* PROBLEM DETAILS *
Using the entries below, return word for word the lines from the one containing "Read all visible content and emit it as JSON." up to and including the last.

START SOURCE MATERIAL

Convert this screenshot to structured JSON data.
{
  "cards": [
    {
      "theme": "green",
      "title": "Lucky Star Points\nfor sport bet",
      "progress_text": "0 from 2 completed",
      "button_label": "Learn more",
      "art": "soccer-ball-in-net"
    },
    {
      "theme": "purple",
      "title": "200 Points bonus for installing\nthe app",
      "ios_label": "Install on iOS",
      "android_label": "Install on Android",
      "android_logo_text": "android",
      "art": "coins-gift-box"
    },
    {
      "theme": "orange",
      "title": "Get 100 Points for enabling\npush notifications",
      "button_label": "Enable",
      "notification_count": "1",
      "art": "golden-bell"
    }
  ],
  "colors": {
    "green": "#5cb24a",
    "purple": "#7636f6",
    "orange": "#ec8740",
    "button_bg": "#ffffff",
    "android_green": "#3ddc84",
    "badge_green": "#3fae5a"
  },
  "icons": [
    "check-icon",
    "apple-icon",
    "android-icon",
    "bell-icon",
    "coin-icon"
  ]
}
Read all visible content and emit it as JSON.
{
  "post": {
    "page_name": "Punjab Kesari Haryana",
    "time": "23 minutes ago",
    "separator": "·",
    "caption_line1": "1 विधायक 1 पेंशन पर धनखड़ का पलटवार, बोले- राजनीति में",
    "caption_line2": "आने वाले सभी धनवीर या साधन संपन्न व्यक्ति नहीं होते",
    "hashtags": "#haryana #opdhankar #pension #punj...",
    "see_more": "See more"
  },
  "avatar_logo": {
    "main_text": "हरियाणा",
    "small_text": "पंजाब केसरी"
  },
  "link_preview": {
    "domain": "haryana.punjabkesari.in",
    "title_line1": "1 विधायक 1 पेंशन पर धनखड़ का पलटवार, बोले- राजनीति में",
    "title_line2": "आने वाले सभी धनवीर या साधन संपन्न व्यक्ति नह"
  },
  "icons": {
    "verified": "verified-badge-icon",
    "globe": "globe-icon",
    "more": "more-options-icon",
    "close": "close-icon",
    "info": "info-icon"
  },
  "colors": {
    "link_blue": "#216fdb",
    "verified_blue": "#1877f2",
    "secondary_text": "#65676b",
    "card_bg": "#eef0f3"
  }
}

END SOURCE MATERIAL

* EXERCISE SOLUTION *
Read all visible content and emit it as JSON.
{
  "post": {
    "page_name": "Punjab Kesari Haryana",
    "time": "23 minutes ago",
    "separator": "·",
    "caption_line1": "1 विधायक 1 पेंशन पर धनखड़ का पलटवार, बोले- राजनीति में",
    "caption_line2": "आने वाले सभी धनवीर या साधन संपन्न व्यक्ति नहीं होते",
    "hashtags": "#haryana #opdhankar #pension #punj...",
    "see_more": "See more"
  },
  "avatar_logo": {
    "main_text": "हरियाणा",
    "small_text": "पंजाब केसरी"
  },
  "link_preview": {
    "domain": "haryana.punjabkesari.in",
    "title_line1": "1 विधायक 1 पेंशन पर धनखड़ का पलटवार, बोले- राजनीति में",
    "title_line2": "आने वाले सभी धनवीर या साधन संपन्न व्यक्ति नह"
  },
  "icons": {
    "verified": "verified-badge-icon",
    "globe": "globe-icon",
    "more": "more-options-icon",
    "close": "close-icon",
    "info": "info-icon"
  },
  "colors": {
    "link_blue": "#216fdb",
    "verified_blue": "#1877f2",
    "secondary_text": "#65676b",
    "card_bg": "#eef0f3"
  }
}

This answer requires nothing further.